A simple google search tells me that denial is not just a river in Egypt, but can be "the action of declaring something to be untrue" or maybe it's the "refusal of something requested or desired" or perhaps is "a statement that something is not true" <---when in is. 

It's funny, I never thought I would be one to be in denial, I'm pretty good at being honest with myself, but recently I took a pretty big slap in the face with reality.  I saw an Ortho for my hip and he told me I likely have a labral tear.  I've suspected this for quite some time now, so I'm not sure why it felt like such a slap, but I was really hoping he would just look at my X-Rays and tell me it was only FAI.  I was mentally prepared for that.  I was mentally prepared to schedule an FAI surgery for next Feb.  I hear FAI surgery recovery is a bit easier than a labral tear recovery.  What I wasn't prepared for, was him looking at my X-ray's, telling me he sees some calcification, which tells him it's likely a torn labrum, and maybe some minor FAI.  I wasn't prepared for him to move my leg around and ask me to tell him when it hurts, I'm an athlete, I just lied there biting my tongue in pain hoping he wouldn't tell me this was a problem.  He let go when I told him it was uncomfortable, and said "yea it's a labral tear, you should have about 40-50 degrees of motion there and you have 10".  I wasn't prepared for that.  I mean, I knew my hip was a little messed up, but not that.  I look back at my appointment with him, and I realize I don't think I heard 90% of what he was saying.  It was something straight out of movie, where you feel like your world has come crashing down, you're bearing the weight of 1000 soldiers and you can't hear anything going on around you.  
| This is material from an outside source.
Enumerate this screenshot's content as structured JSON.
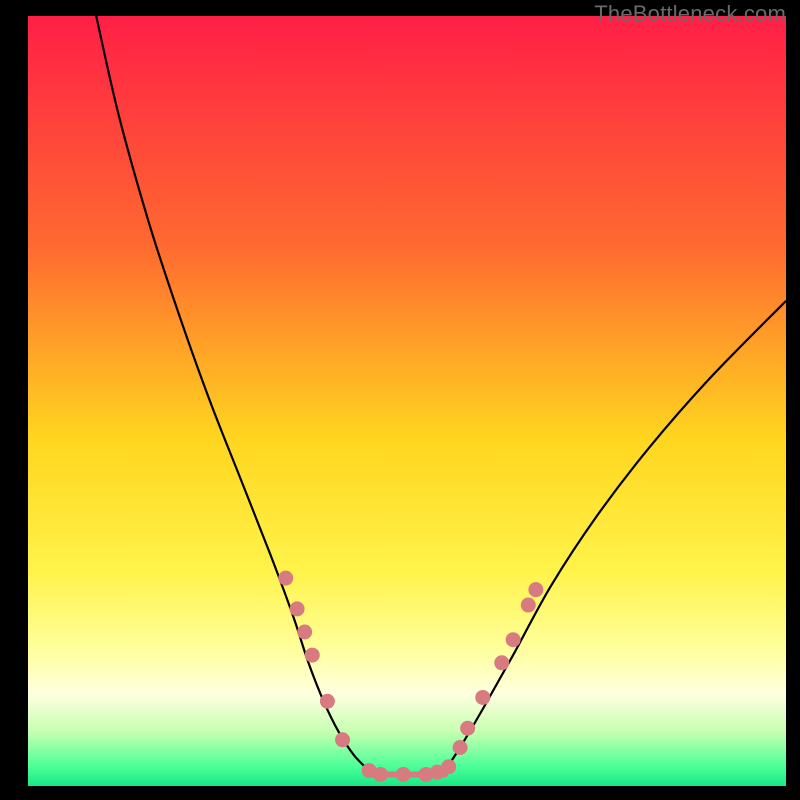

He asked me if I had any questions.  I sat on the weird table they have in doctors offices, I looked at the ground, I looked at him, I looked around the room and all I could muster up was "I don't want surgery".  He didn't even mention the S word to me in our appointment, his response: "thats fine.  Lots of people have labral tears and they're asymptomatic, if you can manage your symptoms you can live with it.  Just know you are more likely to get early arthritis with the wear on the joint, and more likely to need a hip replacement at a VERY early age".  This is what hit home the most.  I've joked about needing a "hip replacement" when I'm "old", with my dad, with my clients.  And I found it funny, until he said it, wasn't very funny anymore.  I can live with the discomfort I have, because I don't have discomfort all the time, I can live with not being able to run for longer than 30-40 minutes, I can handle that.  But a hip replacement?  Do I want an artificial hip when I'm 50?  Do I want to be THAT limited when I'm 50?  About 75% of my clients have hip replacements, and holy moly are they doing amazing, but they have their limitations.  If I get a hip replacement I will never run again, I will never jump again, I will never be able to do deep squats or lunges, and you cannot cross your legs.  My ROM will never be the same, I won't ever pass a metal detector at the airport or anywhere for that matter, I will never have my ASIS, and I'll probably dream of the days of having a good hip.  That hit home the most.  It's not "do I want this labral surgery", the question no doubt has become "do I want a hip replacement"?  I immediately started thinking about my Cyclocross season, I've been thinking about next year since February, I can't possibly ruin next year by having surgery NOW.  I had nothing to say to this man, I was literally sitting there in shell shock.  

He discussed what surgery would be, 4-6 weeks on crutches, light spinning post surgery, but probably no hard efforts until about 6 months in, and 1-2 years for a FULL recovery.  I was counting months in my head, at this point, is it even possible to have surgery and be prepared for the upcoming season, my immediate answer was absolutely not.  There was no way no how I could go into surgery and be ready to race a front heavy cyclocross season.  The worst part is, there is no "easing" into cyclocross, the first race of the year is a C1 and then 1.5 weeks later is a World Cup, plus 3 days later another World Cup and more C1's.  I believe we have 3 C1 races and 2 World Cups in the month of September, I can't go into the season with a hip that might not function.  That was running through my mind, I can't, I can't, I can't.  No way, not how, not happening.  

I got to my car, I texted everyone that wanted answers, and I sat there in silence.  What do I do.  Silence has never felt so painful.  I read my discharge documents, turned the car on and headed home.  It was the quietest 1 hour car ride of my life.  I held back tears and many mixes of emotions.  I know this isn't an end all be all surgery, but it's never an easy choice to put yourself under and CHOOSE to go through such a painful (physical and mental) process.  Being an athlete my body is my number one priority,  I use my body in my job, in all senses of it.  I race bikes at the highest level, I work in a gym teaching group fitness, doing personal training.  My life is activity.  I thought through options, surgery now?  Surgery later?  No surgery?  I still don't know what I'm going to do, I'm sure time will tell.  

What I do know is, I'm going in for an MRI to see the exact amount of damage I have put on my hip.  I am going to have the STRONGEST and best looking booty and hamstrings around, and if I opt for surgery somewhere in my future, I know that I am going into surgery as strong as I possibly can and my recovery will be THAT much better.